Retype each record shown below, leaving every character as it is.

══════════════════════════════

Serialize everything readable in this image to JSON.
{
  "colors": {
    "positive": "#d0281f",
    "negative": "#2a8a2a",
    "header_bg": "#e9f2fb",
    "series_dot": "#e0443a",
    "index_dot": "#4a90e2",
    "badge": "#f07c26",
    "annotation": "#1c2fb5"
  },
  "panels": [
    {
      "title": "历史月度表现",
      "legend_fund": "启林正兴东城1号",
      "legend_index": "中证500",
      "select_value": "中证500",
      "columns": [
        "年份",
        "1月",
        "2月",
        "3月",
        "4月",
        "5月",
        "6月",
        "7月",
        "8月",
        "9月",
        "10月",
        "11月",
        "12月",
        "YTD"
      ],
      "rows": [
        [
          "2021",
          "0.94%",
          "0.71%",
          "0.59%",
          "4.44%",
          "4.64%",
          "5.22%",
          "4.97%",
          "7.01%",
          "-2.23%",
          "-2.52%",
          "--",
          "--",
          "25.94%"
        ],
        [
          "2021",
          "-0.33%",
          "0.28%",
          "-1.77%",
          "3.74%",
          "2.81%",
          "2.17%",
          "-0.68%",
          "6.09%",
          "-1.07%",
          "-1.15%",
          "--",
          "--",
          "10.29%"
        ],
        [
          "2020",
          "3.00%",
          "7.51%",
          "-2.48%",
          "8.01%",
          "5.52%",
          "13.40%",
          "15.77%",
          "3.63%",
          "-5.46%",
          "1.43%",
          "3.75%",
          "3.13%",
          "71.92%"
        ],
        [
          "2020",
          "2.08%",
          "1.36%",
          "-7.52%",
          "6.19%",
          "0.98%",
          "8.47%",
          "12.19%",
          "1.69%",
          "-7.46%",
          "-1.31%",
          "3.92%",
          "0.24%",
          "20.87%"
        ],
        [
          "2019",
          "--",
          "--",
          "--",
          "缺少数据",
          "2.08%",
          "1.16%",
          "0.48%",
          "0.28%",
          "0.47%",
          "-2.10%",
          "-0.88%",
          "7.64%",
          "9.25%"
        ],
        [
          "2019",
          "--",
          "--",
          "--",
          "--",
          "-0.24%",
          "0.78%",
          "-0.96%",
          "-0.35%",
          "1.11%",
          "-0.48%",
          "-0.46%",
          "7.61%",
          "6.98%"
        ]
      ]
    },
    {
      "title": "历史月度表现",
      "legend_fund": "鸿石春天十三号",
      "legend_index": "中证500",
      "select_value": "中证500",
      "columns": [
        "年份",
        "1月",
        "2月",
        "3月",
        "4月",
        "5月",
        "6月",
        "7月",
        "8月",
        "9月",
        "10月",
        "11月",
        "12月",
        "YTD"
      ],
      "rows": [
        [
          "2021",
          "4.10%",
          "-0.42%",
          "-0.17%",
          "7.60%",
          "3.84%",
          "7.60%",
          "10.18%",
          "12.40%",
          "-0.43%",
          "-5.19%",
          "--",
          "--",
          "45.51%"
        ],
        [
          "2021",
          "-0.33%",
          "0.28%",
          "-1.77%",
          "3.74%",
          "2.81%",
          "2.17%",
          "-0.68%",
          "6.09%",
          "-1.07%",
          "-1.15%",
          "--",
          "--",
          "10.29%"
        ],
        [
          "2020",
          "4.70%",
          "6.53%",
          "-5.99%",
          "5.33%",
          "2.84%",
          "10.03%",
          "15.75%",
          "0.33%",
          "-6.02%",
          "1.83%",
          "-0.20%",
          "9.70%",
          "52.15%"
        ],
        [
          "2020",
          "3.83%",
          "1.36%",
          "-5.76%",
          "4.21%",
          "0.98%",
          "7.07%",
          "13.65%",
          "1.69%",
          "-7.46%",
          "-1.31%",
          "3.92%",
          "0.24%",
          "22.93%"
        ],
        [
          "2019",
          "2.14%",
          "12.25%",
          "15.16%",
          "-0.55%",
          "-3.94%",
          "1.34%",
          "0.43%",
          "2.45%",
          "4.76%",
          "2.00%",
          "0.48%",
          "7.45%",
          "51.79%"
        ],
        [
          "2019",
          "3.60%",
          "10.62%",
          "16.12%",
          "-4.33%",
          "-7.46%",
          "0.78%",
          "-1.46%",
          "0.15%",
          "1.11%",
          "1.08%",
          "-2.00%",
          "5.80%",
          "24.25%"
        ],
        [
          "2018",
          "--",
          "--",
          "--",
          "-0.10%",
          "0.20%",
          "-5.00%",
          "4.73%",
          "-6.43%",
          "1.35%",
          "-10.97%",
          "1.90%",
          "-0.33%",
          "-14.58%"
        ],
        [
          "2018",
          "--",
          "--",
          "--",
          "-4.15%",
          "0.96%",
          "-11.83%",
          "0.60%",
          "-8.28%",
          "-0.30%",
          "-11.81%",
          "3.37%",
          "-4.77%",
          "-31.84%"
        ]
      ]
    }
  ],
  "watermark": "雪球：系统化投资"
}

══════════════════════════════

ANSWER SPACE
Serialize everything readable in this image to JSON.
{
  "colors": {
    "positive": "#d0281f",
    "negative": "#2a8a2a",
    "header_bg": "#e9f2fb",
    "series_dot": "#e0443a",
    "index_dot": "#4a90e2",
    "badge": "#f07c26",
    "annotation": "#1c2fb5"
  },
  "panels": [
    {
      "title": "历史月度表现",
      "legend_fund": "启林正兴东城1号",
      "legend_index": "中证500",
      "select_value": "中证500",
      "columns": [
        "年份",
        "1月",
        "2月",
        "3月",
        "4月",
        "5月",
        "6月",
        "7月",
        "8月",
        "9月",
        "10月",
        "11月",
        "12月",
        "YTD"
      ],
      "rows": [
        [
          "2021",
          "0.94%",
          "0.71%",
          "0.59%",
          "4.44%",
          "4.64%",
          "5.22%",
          "4.97%",
          "7.01%",
          "-2.23%",
          "-2.52%",
          "--",
          "--",
          "25.94%"
        ],
        [
          "2021",
          "-0.33%",
          "0.28%",
          "-1.77%",
          "3.74%",
          "2.81%",
          "2.17%",
          "-0.68%",
          "6.09%",
          "-1.07%",
          "-1.15%",
          "--",
          "--",
          "10.29%"
        ],
        [
          "2020",
          "3.00%",
          "7.51%",
          "-2.48%",
          "8.01%",
          "5.52%",
          "13.40%",
          "15.77%",
          "3.63%",
          "-5.46%",
          "1.43%",
          "3.75%",
          "3.13%",
          "71.92%"
        ],
        [
          "2020",
          "2.08%",
          "1.36%",
          "-7.52%",
          "6.19%",
          "0.98%",
          "8.47%",
          "12.19%",
          "1.69%",
          "-7.46%",
          "-1.31%",
          "3.92%",
          "0.24%",
          "20.87%"
        ],
        [
          "2019",
          "--",
          "--",
          "--",
          "缺少数据",
          "2.08%",
          "1.16%",
          "0.48%",
          "0.28%",
          "0.47%",
          "-2.10%",
          "-0.88%",
          "7.64%",
          "9.25%"
        ],
        [
          "2019",
          "--",
          "--",
          "--",
          "--",
          "-0.24%",
          "0.78%",
          "-0.96%",
          "-0.35%",
          "1.11%",
          "-0.48%",
          "-0.46%",
          "7.61%",
          "6.98%"
        ]
      ]
    },
    {
      "title": "历史月度表现",
      "legend_fund": "鸿石春天十三号",
      "legend_index": "中证500",
      "select_value": "中证500",
      "columns": [
        "年份",
        "1月",
        "2月",
        "3月",
        "4月",
        "5月",
        "6月",
        "7月",
        "8月",
        "9月",
        "10月",
        "11月",
        "12月",
        "YTD"
      ],
      "rows": [
        [
          "2021",
          "4.10%",
          "-0.42%",
          "-0.17%",
          "7.60%",
          "3.84%",
          "7.60%",
          "10.18%",
          "12.40%",
          "-0.43%",
          "-5.19%",
          "--",
          "--",
          "45.51%"
        ],
        [
          "2021",
          "-0.33%",
          "0.28%",
          "-1.77%",
          "3.74%",
          "2.81%",
          "2.17%",
          "-0.68%",
          "6.09%",
          "-1.07%",
          "-1.15%",
          "--",
          "--",
          "10.29%"
        ],
        [
          "2020",
          "4.70%",
          "6.53%",
          "-5.99%",
          "5.33%",
          "2.84%",
          "10.03%",
          "15.75%",
          "0.33%",
          "-6.02%",
          "1.83%",
          "-0.20%",
          "9.70%",
          "52.15%"
        ],
        [
          "2020",
          "3.83%",
          "1.36%",
          "-5.76%",
          "4.21%",
          "0.98%",
          "7.07%",
          "13.65%",
          "1.69%",
          "-7.46%",
          "-1.31%",
          "3.92%",
          "0.24%",
          "22.93%"
        ],
        [
          "2019",
          "2.14%",
          "12.25%",
          "15.16%",
          "-0.55%",
          "-3.94%",
          "1.34%",
          "0.43%",
          "2.45%",
          "4.76%",
          "2.00%",
          "0.48%",
          "7.45%",
          "51.79%"
        ],
        [
          "2019",
          "3.60%",
          "10.62%",
          "16.12%",
          "-4.33%",
          "-7.46%",
          "0.78%",
          "-1.46%",
          "0.15%",
          "1.11%",
          "1.08%",
          "-2.00%",
          "5.80%",
          "24.25%"
        ],
        [
          "2018",
          "--",
          "--",
          "--",
          "-0.10%",
          "0.20%",
          "-5.00%",
          "4.73%",
          "-6.43%",
          "1.35%",
          "-10.97%",
          "1.90%",
          "-0.33%",
          "-14.58%"
        ],
        [
          "2018",
          "--",
          "--",
          "--",
          "-4.15%",
          "0.96%",
          "-11.83%",
          "0.60%",
          "-8.28%",
          "-0.30%",
          "-11.81%",
          "3.37%",
          "-4.77%",
          "-31.84%"
        ]
      ]
    }
  ],
  "watermark": "雪球：系统化投资"
}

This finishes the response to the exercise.